**Task to complete:** Every line containing the string "chip" should be returned from the records.

[Information provided Boundary: Start]

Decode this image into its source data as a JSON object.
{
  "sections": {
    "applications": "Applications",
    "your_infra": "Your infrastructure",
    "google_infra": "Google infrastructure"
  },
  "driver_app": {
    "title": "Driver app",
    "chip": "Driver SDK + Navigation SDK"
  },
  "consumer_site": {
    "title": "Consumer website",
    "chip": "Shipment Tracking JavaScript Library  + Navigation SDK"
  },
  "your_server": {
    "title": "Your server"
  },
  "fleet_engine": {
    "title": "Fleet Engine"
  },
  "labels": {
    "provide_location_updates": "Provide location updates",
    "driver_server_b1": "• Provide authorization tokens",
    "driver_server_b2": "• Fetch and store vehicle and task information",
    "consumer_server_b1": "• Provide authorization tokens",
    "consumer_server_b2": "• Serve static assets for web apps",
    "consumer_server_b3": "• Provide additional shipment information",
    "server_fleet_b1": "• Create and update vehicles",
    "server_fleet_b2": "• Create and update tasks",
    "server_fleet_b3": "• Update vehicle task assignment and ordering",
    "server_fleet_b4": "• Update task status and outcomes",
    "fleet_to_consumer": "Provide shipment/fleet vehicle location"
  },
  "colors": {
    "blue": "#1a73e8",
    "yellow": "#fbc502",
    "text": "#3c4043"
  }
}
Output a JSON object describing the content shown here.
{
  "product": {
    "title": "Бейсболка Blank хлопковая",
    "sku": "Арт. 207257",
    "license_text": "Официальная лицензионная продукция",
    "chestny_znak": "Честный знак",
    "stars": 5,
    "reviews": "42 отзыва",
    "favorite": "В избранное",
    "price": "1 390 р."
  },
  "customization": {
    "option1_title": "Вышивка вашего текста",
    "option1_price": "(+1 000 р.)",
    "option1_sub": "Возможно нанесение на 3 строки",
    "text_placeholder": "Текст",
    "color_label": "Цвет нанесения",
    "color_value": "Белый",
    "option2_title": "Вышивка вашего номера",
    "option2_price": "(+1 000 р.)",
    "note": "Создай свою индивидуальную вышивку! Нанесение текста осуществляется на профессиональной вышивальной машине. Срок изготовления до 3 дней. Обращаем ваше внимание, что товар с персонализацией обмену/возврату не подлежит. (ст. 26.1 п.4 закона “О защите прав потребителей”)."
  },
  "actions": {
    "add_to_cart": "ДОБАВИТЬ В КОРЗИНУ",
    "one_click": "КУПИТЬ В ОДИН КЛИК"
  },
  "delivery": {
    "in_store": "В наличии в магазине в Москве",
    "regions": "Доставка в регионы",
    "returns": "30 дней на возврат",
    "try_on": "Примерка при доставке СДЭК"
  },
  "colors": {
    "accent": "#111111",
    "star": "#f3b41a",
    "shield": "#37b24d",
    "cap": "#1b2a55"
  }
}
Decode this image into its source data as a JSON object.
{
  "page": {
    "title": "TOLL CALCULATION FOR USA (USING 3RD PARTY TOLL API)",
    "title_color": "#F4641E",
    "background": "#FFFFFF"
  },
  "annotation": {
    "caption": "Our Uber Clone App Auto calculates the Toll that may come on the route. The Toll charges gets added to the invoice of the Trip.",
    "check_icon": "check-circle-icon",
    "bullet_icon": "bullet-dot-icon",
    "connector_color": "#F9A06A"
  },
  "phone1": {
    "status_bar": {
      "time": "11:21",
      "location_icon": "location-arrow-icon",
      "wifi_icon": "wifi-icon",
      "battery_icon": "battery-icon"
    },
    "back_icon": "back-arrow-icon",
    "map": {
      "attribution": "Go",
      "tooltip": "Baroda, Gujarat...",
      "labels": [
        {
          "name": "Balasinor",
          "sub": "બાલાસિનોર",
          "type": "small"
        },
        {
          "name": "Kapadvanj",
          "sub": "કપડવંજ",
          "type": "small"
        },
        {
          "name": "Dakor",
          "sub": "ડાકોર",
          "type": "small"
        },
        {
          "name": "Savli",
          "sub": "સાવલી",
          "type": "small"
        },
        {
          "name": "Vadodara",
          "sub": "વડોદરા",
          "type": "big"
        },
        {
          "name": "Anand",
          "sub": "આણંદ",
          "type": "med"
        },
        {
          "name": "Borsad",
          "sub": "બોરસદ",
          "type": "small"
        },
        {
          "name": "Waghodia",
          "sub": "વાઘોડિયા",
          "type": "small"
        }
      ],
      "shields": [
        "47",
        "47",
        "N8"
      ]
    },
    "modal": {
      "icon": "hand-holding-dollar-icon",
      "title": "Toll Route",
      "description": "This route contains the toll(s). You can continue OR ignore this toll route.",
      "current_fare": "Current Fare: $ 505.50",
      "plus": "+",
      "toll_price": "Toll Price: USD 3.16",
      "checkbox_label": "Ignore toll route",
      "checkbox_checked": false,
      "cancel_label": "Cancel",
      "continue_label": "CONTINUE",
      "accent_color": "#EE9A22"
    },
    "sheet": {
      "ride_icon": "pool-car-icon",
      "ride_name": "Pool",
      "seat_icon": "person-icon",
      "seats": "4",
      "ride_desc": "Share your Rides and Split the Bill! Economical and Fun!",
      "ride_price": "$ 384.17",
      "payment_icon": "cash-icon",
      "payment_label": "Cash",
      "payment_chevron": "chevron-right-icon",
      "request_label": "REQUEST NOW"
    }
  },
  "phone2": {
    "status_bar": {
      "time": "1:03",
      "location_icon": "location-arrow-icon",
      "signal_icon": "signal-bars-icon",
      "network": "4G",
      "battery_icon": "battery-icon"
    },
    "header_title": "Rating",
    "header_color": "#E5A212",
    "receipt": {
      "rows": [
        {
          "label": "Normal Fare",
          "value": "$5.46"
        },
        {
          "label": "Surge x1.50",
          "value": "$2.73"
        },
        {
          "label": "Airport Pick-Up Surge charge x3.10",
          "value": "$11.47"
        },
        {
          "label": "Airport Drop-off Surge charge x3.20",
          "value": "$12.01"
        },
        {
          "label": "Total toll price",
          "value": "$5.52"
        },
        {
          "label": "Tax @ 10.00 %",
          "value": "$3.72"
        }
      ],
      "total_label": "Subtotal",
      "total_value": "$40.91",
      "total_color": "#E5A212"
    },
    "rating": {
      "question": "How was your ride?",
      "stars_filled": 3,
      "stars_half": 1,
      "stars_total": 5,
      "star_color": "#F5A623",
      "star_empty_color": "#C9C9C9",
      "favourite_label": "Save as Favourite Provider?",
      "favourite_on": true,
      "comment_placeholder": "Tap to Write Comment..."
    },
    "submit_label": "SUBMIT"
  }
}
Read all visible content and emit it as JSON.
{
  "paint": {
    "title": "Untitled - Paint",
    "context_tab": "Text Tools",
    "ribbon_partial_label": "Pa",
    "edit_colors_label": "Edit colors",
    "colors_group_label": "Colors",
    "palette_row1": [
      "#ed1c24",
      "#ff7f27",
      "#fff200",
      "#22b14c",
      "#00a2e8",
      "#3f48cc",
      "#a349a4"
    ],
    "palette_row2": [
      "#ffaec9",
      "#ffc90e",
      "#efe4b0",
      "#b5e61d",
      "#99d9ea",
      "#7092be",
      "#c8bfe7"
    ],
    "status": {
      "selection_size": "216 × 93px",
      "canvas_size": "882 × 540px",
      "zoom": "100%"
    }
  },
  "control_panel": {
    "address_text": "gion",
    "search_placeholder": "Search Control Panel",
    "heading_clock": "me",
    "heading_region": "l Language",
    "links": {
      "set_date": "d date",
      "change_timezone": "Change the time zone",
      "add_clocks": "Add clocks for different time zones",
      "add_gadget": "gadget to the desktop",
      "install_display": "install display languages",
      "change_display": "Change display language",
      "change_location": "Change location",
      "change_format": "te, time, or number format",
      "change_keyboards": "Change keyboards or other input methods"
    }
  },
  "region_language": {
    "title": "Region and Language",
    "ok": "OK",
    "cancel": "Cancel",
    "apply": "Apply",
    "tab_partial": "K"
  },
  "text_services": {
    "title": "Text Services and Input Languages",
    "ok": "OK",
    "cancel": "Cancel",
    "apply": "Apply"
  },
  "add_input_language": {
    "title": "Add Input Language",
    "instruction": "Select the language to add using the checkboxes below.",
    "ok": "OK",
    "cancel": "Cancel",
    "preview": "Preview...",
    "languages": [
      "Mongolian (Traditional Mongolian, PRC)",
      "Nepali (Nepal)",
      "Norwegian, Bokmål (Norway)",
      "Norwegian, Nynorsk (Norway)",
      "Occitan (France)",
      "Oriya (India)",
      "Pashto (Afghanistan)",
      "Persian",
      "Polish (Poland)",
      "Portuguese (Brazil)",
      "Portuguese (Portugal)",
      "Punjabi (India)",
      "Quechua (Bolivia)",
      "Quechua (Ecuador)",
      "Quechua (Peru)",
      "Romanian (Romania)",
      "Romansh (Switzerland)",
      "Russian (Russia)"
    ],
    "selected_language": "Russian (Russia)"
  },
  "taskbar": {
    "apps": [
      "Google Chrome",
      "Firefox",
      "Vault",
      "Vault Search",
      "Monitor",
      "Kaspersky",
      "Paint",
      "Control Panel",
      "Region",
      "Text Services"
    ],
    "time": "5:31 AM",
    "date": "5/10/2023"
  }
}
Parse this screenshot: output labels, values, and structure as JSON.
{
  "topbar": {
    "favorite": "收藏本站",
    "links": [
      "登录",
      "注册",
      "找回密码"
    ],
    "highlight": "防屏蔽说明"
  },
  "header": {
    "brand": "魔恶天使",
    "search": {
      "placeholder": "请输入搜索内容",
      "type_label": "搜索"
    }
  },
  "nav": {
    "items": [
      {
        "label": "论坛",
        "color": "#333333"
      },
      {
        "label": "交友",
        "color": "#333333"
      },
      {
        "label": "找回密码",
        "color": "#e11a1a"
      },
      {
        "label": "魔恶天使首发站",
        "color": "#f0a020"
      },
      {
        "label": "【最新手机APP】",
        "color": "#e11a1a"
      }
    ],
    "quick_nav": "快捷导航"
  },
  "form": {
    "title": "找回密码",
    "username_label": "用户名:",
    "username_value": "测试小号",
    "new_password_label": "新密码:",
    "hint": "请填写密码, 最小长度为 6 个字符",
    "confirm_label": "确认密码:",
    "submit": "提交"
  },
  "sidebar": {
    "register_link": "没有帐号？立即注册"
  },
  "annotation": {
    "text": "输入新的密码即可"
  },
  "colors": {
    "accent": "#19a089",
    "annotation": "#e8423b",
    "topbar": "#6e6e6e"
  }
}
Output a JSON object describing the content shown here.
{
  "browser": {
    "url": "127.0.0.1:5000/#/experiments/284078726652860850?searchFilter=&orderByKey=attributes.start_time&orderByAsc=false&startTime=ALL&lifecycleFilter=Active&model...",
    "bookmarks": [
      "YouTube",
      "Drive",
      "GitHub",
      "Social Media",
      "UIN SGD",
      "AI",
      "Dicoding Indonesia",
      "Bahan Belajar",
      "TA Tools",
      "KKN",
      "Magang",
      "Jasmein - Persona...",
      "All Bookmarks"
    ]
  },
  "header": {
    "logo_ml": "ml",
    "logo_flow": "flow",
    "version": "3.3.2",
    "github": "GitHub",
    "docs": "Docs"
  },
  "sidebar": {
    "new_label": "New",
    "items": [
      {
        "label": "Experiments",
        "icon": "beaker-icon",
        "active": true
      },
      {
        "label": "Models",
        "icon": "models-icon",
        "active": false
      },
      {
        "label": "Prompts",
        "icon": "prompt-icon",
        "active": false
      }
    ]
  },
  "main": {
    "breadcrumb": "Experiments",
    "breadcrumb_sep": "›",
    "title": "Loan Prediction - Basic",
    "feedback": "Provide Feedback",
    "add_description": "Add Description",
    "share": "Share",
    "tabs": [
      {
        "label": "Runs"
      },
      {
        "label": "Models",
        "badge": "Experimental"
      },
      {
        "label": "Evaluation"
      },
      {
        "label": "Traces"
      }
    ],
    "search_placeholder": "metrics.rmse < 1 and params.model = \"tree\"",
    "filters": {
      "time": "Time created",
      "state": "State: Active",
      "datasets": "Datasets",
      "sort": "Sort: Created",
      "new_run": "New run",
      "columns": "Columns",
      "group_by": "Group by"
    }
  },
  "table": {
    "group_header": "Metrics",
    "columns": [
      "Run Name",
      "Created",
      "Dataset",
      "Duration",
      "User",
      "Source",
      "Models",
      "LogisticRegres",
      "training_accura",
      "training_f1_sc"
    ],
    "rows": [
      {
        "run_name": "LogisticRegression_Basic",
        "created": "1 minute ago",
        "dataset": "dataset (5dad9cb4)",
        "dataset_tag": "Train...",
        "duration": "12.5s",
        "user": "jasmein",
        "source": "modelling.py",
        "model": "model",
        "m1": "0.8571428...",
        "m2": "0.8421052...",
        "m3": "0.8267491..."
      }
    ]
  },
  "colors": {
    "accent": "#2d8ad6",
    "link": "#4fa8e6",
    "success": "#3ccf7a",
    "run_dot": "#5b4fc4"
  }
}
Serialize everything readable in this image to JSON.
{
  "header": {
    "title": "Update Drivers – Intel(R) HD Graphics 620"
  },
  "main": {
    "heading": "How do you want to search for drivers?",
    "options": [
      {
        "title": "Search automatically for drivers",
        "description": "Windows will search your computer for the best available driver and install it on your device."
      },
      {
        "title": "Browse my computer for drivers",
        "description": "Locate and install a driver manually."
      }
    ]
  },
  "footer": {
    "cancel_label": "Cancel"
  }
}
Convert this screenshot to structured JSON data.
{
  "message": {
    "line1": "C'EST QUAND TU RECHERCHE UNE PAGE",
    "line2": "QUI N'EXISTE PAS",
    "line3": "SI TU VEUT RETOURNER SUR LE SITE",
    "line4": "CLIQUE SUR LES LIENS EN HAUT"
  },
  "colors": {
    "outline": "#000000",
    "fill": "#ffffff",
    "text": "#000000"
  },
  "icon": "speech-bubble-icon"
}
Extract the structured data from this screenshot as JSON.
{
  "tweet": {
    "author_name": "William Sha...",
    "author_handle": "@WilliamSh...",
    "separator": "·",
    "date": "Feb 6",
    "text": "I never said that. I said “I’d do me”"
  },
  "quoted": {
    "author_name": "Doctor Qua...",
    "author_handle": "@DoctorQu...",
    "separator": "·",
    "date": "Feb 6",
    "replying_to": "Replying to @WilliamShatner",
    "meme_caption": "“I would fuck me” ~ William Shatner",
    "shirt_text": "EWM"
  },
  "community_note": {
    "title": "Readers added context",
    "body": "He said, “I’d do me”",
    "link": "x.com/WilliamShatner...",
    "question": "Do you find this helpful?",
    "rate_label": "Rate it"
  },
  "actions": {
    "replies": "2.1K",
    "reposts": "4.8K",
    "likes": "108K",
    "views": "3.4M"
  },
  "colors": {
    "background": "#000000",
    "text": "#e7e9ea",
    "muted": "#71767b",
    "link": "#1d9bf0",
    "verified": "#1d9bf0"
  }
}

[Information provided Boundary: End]

**Task response:**
    "chip": "Driver SDK + Navigation SDK"
    "chip": "Shipment Tracking JavaScript Library  + Navigation SDK"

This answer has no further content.